ix. Job stress: Some studies showed a significant statistical relationship between job stress and WMSDs in various body parts (Sakthi Nagaraj, Jeyapaul, &

Mathiyazhagan, 2019). In the present study also, there is a significant association of job stress with lower back disorders with an odds ratio of 3.51.

The workers work in the congested workplace, and the adopted postures were uncomfortable. Moreover, workers had limited time, and they often required to hurry for completing their tasks. All these factors might have led to stress among workers. Michie (2002) showed that job stress might also lead to aggression and fatigue.

2.7.3. Postures

The working posture of cashew workers in different work activities was assessed via the REBA method. In the posture analysis, it was found that most of the postures adopted by cashew workers were highly risky and required immediate corrective measures. It is not shocking because most of the industry activities such as boiling, shelling, peeling, and grading are characterized by forward inclined trunk and neck postures, long hours of sitting and standing periods, unnatural upper limb postures, and repeated use of hand which in turn impose unergonomic postural loading on the workers’ body. Especially, during shelling activity strenuous postures were prevalent, and the workers worked for prolonged hours in awkward standing positions. In particular, shelling workers adopt forward bending of trunk posture in single-leg stance position while operating the typically designed conventional shelling equipment. This condition imposes a static load on the lumbar region, which may cause lower back injuries. During boiling, workers carry heavy loads on their heads, which many induce compressive force on the intervertebral discs. This shows that the lower back problem is the most common problem among cashew workers. This result
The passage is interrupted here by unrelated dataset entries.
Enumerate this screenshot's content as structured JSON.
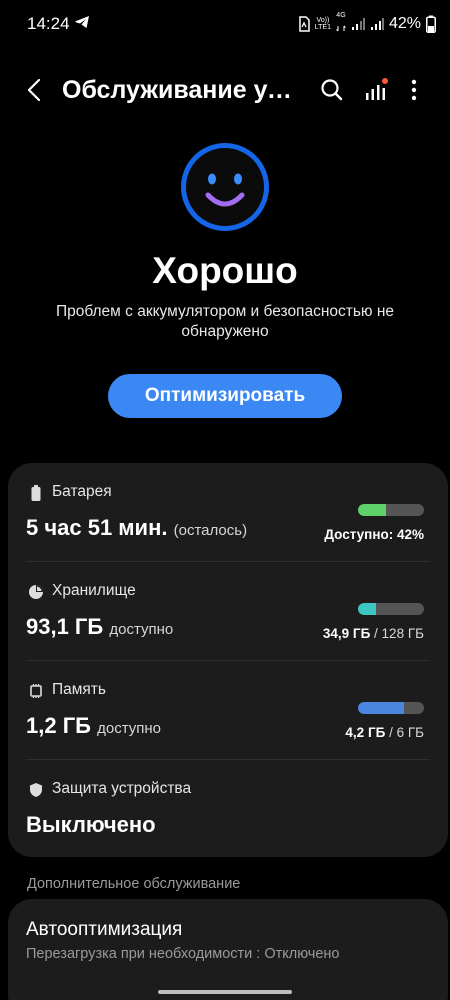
{
  "status_bar": {
    "time": "14:24",
    "network_top": "Vo))",
    "network_bottom": "LTE1",
    "network_gen": "4G",
    "battery": "42%"
  },
  "app_bar": {
    "title": "Обслуживание устройства"
  },
  "hero": {
    "status": "Хорошо",
    "description": "Проблем с аккумулятором и безопасностью не обнаружено",
    "optimize_label": "Оптимизировать",
    "accent_color": "#3b88f5"
  },
  "battery": {
    "label": "Батарея",
    "value": "5 час 51 мин.",
    "suffix": "(осталось)",
    "avail_label": "Доступно: 42%",
    "level": 0.42,
    "color": "#5fd06a"
  },
  "storage": {
    "label": "Хранилище",
    "value": "93,1 ГБ",
    "suffix": "доступно",
    "used": "34,9 ГБ",
    "total": "/ 128 ГБ",
    "level": 0.27,
    "color": "#3ec6c3"
  },
  "memory": {
    "label": "Память",
    "value": "1,2 ГБ",
    "suffix": "доступно",
    "used": "4,2 ГБ",
    "total": "/ 6 ГБ",
    "level": 0.7,
    "color": "#4a86e0"
  },
  "protection": {
    "label": "Защита устройства",
    "value": "Выключено"
  },
  "extra": {
    "header": "Дополнительное обслуживание",
    "auto_title": "Автооптимизация",
    "auto_sub": "Перезагрузка при необходимости : Отключено"
  }
}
coincided with the response from questionnaire study, which also showed that lower back disorder is second most prevalent among cashew workers and all the work activities were strenuous. These findings were supported by Das, (2014) and Das &

Gangopadhyay, (2015). They highlighted that prevalence of poor working conditions involving exposure to ergonomic risk factors such as awkward posture leads to work- related MSDs.

Overall, the poor working conditions witnessed in these small and medium-scale cashew processing mills not only affect the health of workers but also can lead to reduced productivity of enterprise and revenues. This study's findings warrant an ergonomic design intervention to improve working conditions of small and medium- scale cashew nut processing mills.

In document Cashew Nut Processing Mills (Page 47-52)